“And I don't know, it was about time I felt I should come back with a big project,” he says.

Other factors were at play too. Aquaman benefitted from support through the Federal Government, Screen Queensland’s Production Attraction Strategy and the City of Gold Coast; it filmed on the southern hemisphere’s largest sound stage at Queensland’s Village Roadshow Studios; accessed Film Victoria’s fund specifically for PDV; and it was created by crews who have worked on everything from Thor: Ragnarok to Alien: Covenant.

“The crew back home are just so fantastic, having cut their teeth on so many big films… just really, really great technicians and artists back there (and) they did such a great job in helping me realise the film.”

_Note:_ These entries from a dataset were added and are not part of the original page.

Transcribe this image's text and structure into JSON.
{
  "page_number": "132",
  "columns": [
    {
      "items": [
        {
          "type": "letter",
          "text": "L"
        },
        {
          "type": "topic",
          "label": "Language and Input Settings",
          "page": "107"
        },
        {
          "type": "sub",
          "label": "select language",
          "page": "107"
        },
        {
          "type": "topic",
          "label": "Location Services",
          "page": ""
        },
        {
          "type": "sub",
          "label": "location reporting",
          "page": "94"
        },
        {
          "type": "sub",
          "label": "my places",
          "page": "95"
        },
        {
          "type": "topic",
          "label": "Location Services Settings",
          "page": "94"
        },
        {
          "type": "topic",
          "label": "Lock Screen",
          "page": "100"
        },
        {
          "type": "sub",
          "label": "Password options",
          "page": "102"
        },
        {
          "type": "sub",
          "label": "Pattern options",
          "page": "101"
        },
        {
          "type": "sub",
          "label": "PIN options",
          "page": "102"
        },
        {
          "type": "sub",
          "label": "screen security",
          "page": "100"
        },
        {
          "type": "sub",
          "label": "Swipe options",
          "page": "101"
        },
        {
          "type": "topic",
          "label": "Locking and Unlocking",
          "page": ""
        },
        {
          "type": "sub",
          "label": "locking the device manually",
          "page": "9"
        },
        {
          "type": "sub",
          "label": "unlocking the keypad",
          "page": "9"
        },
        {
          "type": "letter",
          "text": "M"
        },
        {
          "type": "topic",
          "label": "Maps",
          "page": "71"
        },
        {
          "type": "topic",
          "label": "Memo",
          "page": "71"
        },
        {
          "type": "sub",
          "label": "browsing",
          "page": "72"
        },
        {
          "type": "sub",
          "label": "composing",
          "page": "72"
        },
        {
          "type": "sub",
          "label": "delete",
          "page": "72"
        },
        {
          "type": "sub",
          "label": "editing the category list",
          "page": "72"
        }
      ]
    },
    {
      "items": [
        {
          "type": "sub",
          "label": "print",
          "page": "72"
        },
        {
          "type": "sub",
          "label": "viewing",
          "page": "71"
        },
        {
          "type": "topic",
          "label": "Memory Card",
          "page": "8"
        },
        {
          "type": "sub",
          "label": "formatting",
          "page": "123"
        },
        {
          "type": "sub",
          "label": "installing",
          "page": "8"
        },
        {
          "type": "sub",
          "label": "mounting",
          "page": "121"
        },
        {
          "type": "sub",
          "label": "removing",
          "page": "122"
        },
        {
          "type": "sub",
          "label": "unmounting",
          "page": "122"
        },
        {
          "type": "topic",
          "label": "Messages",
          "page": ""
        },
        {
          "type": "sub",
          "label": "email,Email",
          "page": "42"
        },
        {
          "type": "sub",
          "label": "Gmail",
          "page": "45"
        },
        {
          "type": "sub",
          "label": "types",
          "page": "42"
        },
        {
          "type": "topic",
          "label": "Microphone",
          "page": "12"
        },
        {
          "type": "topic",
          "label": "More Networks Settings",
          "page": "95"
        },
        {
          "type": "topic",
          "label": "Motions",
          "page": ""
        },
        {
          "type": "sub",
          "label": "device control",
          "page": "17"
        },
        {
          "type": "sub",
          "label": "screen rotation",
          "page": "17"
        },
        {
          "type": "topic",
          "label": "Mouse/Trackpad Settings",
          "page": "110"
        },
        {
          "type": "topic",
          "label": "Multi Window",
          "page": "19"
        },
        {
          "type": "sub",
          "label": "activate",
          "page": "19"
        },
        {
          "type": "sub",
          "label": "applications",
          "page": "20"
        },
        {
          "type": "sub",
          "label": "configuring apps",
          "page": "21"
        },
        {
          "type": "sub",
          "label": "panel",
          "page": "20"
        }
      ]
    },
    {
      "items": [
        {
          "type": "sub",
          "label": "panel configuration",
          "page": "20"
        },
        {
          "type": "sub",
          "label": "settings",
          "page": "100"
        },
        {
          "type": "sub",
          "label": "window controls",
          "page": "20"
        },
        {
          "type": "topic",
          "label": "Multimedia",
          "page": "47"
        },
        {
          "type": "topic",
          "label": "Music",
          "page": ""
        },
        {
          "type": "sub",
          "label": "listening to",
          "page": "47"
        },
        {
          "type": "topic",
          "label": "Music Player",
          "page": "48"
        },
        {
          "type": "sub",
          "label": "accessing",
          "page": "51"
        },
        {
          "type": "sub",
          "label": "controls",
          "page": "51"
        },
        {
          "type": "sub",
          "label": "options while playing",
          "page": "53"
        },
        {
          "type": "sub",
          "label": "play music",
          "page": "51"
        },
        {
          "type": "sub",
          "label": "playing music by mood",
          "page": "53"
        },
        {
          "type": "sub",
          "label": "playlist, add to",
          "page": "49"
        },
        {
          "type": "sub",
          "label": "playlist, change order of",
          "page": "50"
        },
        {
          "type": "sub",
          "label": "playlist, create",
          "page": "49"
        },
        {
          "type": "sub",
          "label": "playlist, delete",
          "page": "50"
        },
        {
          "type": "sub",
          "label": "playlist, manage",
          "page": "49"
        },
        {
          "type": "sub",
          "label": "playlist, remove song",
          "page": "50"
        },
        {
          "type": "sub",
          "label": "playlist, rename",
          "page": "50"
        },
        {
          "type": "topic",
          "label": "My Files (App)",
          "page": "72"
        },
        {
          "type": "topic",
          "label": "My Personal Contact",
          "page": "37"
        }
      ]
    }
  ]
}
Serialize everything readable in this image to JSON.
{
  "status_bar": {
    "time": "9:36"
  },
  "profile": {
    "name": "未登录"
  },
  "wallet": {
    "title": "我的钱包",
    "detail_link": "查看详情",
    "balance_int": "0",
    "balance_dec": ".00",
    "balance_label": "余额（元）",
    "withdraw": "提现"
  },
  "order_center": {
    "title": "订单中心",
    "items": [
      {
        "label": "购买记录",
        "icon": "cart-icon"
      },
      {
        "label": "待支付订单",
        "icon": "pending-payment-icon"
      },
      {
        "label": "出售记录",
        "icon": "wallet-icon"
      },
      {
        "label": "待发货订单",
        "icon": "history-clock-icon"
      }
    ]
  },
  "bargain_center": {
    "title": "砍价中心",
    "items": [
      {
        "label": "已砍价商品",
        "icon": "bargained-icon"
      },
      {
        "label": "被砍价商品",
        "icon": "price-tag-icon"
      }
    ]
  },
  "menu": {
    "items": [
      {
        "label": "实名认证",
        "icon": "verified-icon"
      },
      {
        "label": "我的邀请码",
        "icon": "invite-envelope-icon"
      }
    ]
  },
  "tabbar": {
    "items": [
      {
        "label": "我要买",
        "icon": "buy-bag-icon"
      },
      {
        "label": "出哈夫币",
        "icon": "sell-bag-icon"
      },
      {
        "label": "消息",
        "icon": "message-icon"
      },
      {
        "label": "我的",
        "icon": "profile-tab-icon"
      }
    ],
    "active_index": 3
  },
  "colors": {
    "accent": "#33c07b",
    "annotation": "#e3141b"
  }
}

Australian costume designer Kym Barrett, who worked on The Matrix trilogy and The Amazing Spider-Man, is behind the many vibrant clothes – including Nicole Kidman’s “scales but not scales” outfit as the queen of Atlantis.

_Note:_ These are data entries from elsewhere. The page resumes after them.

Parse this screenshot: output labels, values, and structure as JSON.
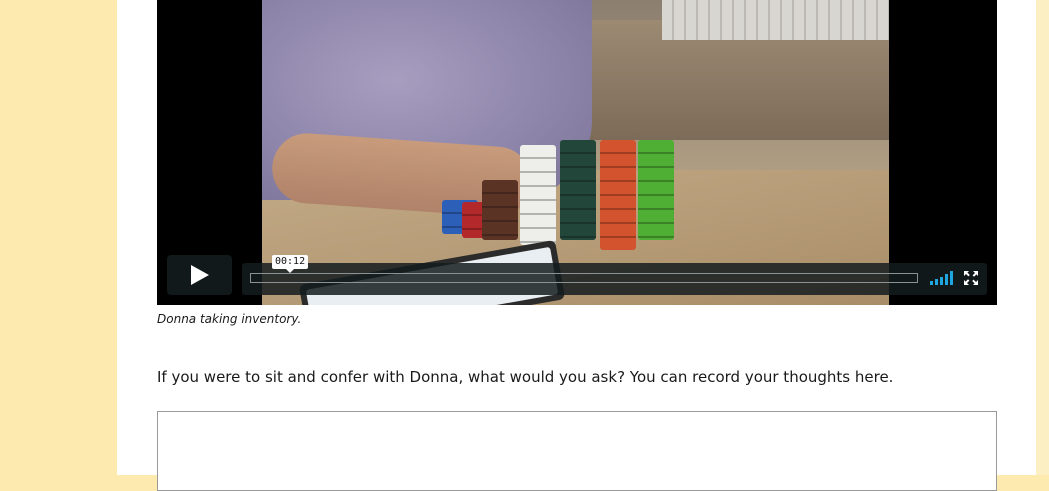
{
  "video": {
    "timecode": "00:12",
    "progress_fraction": 0.0,
    "controls": {
      "play_icon": "play-icon",
      "volume_icon": "volume-icon",
      "fullscreen_icon": "fullscreen-icon",
      "accent_color": "#1fa6e0"
    }
  },
  "caption": "Donna taking inventory.",
  "prompt": "If you were to sit and confer with Donna, what would you ask? You can record your thoughts here.",
  "answer": {
    "value": "",
    "placeholder": ""
  },
  "colors": {
    "page_background": "#fdeaae",
    "content_background": "#ffffff"
  }
}
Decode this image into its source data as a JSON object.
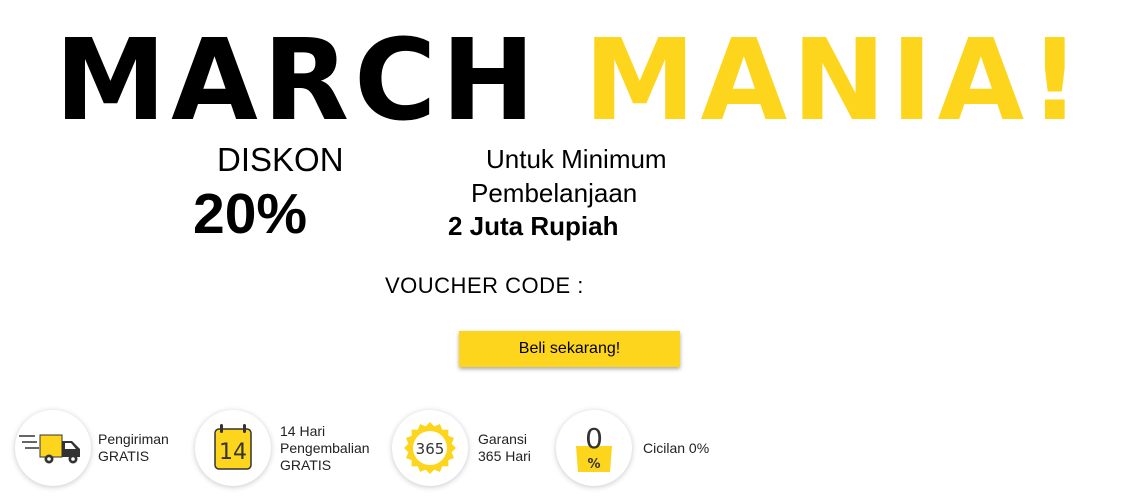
{
  "promo": {
    "title_word1": "MARCH",
    "title_word2": "MANIA!",
    "discount_label": "DISKON",
    "discount_value": "20%",
    "min_line1": "Untuk Minimum",
    "min_line2": "Pembelanjaan",
    "min_amount": "2 Juta Rupiah",
    "voucher_label": "VOUCHER CODE :",
    "cta_label": "Beli sekarang!"
  },
  "features": [
    {
      "icon": "delivery-truck-icon",
      "lines": [
        "Pengiriman",
        "GRATIS"
      ]
    },
    {
      "icon": "calendar-14-icon",
      "badge": "14",
      "lines": [
        "14 Hari",
        "Pengembalian",
        "GRATIS"
      ]
    },
    {
      "icon": "warranty-badge-icon",
      "badge": "365",
      "lines": [
        "Garansi",
        "365 Hari"
      ]
    },
    {
      "icon": "installment-bag-icon",
      "badge_top": "0",
      "badge_bottom": "%",
      "lines": [
        "Cicilan 0%"
      ]
    }
  ],
  "colors": {
    "accent": "#FDD51D",
    "text": "#000000",
    "icon_dark": "#333333"
  }
}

Nicole Kidman as AtlannaNicole Kidman as Atlanna / Courtesy of Warner Bros. Pictures

Witness to this was Alisha Worden, who was a Standby Costume attachment. Worden was one of three local attachments organised by Screen Queensland, which also included Benjamin Southwell (Producer attachment) and Sarah Dahl (Script Supervision).

“It's a good thing and to be able to filter these projects through them and having people come in and learn,” Wan says. “The more experience you get on set… the better it is.”

Wan says he learns something new on each film, which he then can take into the next one. And the things he discovered while creating those smaller-budget films, where time and budget constraints force you to be creative, have come in handy years down the track.

“To some degree, cutting my teeth on the smaller indie films means you learn tricks. You try to be as clever and as resourceful as you can be,” he says.

“... cutting my teeth on the smaller indie films means you learn tricks ...”

“But ultimately I find that between my smaller films and my bigger ones, there's really no difference in terms of storytelling.

“Storytelling at the end of the day, is storytelling. It's all about writing characters and stories that people care about and engage with and that's something that I learned from all my films. Obviously the big difference on this film is I get bigger toys to play with.”

Those “toys” were mainly around visual effects. Unlike a studio movie such as Furious 7, where the characters and world already exist from previous films, Aquaman presented a new challenge: the film draws from its comic book origins for references, but Wan needed to build the look and palette of this underwater realm. And because it’s underwater, it also impacts the way people sound, or how their hair moves.

“I've never made a movie with those kinds of visual effects before and to have the budget to be able to hire amazing visual effects houses and talent and screen artists all around the world… that's what ultimately allowed me to create (this),” he says.

“It's a big world-creation film and the visual effects really allowed me to realise my vision for the big screen. It was very important because I wanted to do stuff that people haven't quite seen before.”

A number of Australian-based visual effects houses including Method Studios and Luma were called on for this purpose. Luma's work included creating full CG builds of a city and bioluminescent kelp forests, while Method Studios’ Melbourne team was involved in the creation of a seaside village sequence evident in the extended trailer.

Wan says although studios can be notoriously controlling, the relationship he had built with Warner Bros. through his work on The Conjuring franchise (whose five movies have reportedly earned more than $500 million US) made a difference.

“I was very fortunate on this particular film. Having made enough movies for Warner Brothers they actually had a lot of faith in me and I had a lot of freedom on this film. I had the same kind of freedom on this movie as I would have had on let's say Saw or Insidious, so I feel very lucky,” he says, adding with a laugh: “But then I've got no one to blame if the film works or doesn't work.”

If those early reviews are anything to go by, he doesn’t have anything to worry about.

Aquaman releases in Australian cinemas on Boxing Day.

For more about Australia’s production incentives see: backgrounder or Ausfilm